Apart from turret guns, the most iconic bit of tech in the second film is the Colonial Marines' motion tracking radar. The first film has a motion sensor of sorts, but it's more like a big blooping vacuum cleaner than the cool, real-time radar of impending death in the sequel.
These things exist throughout the gaming world, but alas they don't exist in the real world, regardless of what Modern Warfare 2 would tell you. So every multiplayer mini-map, every Metal Gear radar, and certainly MW2's heartbeat sensor owe a lot to Aliens in both functionality and visual style.
10. The Aliens themselves
There hadnt been a monster like the Xenomorph before Alien. So intrinsic was the idea of using an H.R. Giger monster to Dan OBannons script that the organisms unique and horrifying nature cut through the films atmosphere like a sharpened bio-metallic tail-barb. Part lizard, part insect, part nightmare, and displaying the cold, unrelatable predatory instinct that all that entails, the Alien is so unique in its physicality and traits as to be one of the few monsters in its genre to be truly alien.
But then Contra decided that it wanted its own long-headed, multi-jawed monsters (along with its own version of the Rambo and Predator posters). And then Alien Breed thought it could get away with borrowing them if it hid them under a top-down perspective (it couldnt). And then every FPS ever decided that stealthy, armoured horrors capable of climbing any surface and attacking from any angle were a great idea.

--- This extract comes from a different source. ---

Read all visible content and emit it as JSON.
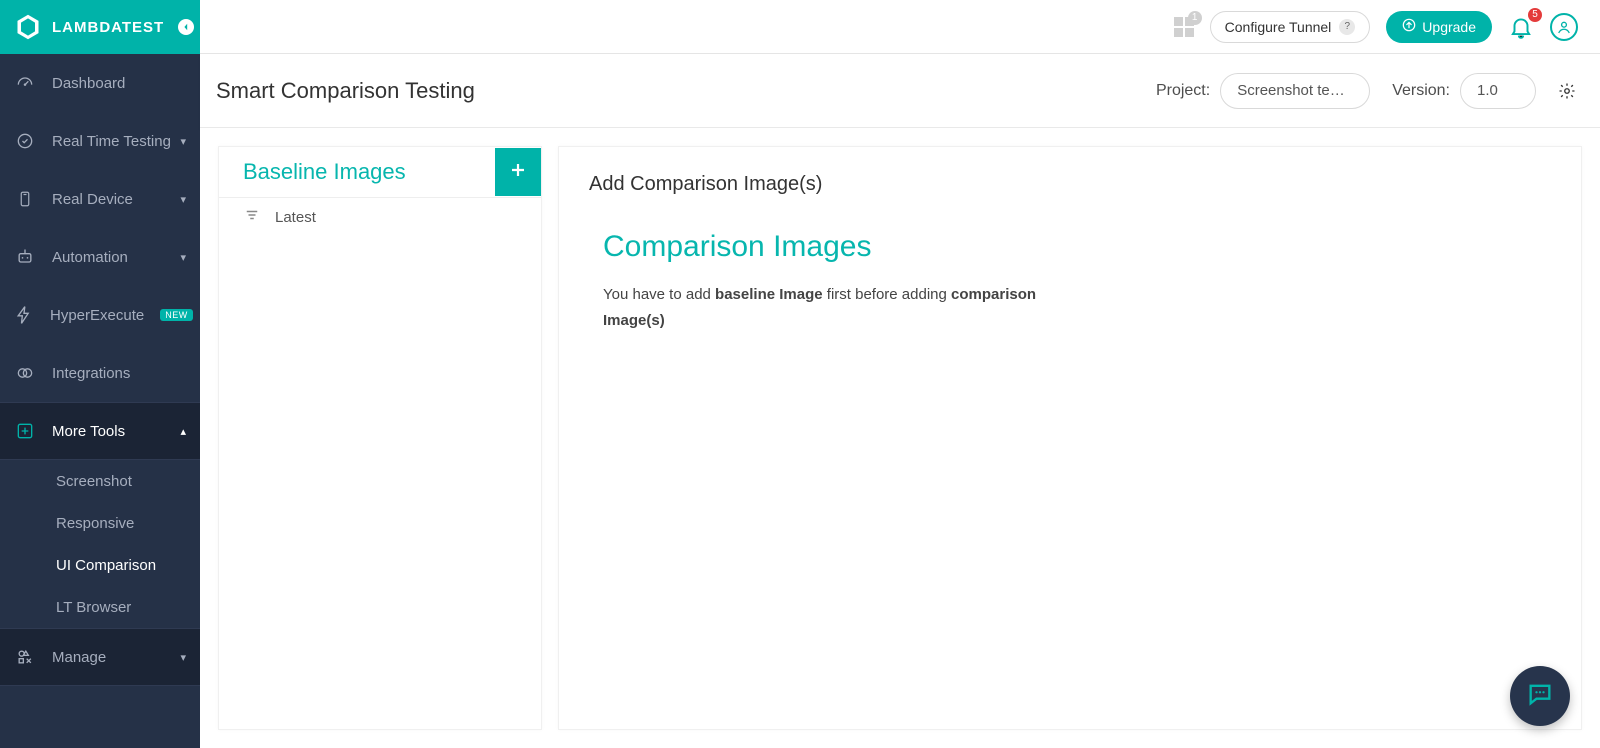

And then Resident Evil 4 stuck a white gas mask on a Xenos body and made one of the best set-pieces in a game made of brilliant set-pieces.
11. Biological environmental design
The problem with being a unique visionary artist with an original aesthetic all of ones own in that it once your work stuns the rest of the world with its impact, it takes the rest of the world all of about 14 seconds to make your shockingly fresh aesthetic appear old-hat by ripping it off in various shamelessly derivative configurations.
Video games, you make H.R. Giger cry.
12. Metroid. Just Metroid
If you want to sum up all of the previous points in a single series (say for instance, if youre a lawyer representing 20th Century Fox and H.R. Giger in a case against all of video games, and want to call a killer witness), then Metroid is your game.
Lets see. Isolated female protagonist stranded on a strange and hostile alien world. Parasitic alien life-forms, with which she develops a complicated long-term relationship. Claustrophobic, biologically-inspired scenery. Government biotech initiatives. An antagonist named Mother. An antagonist named Ridley (named obviously after Alien director Ridley Scott). Dessicated relics of mysterious alien civilisations. A climactic battle with an alien queen in part two. Alien gene-splicing saving the heroine in a later sequel. A countdown to destruction roughly every 1.7 seconds. Need we go on? No really. But if you want more, theres loads over at the Metroid Wiki.
So, anything we've missed? Any other important pieces of Alien mythos or tropery that you reckon games have clearly appropriated for their own? Let us know in the comments.
Any while we're on a Xenomorphic kick, why not check out some of our delicious related content, like 13 must-know facts about the Alien universe ? Or you could always check out our Aliens: Colonial Marines hub page, for everything we have on the game thus far.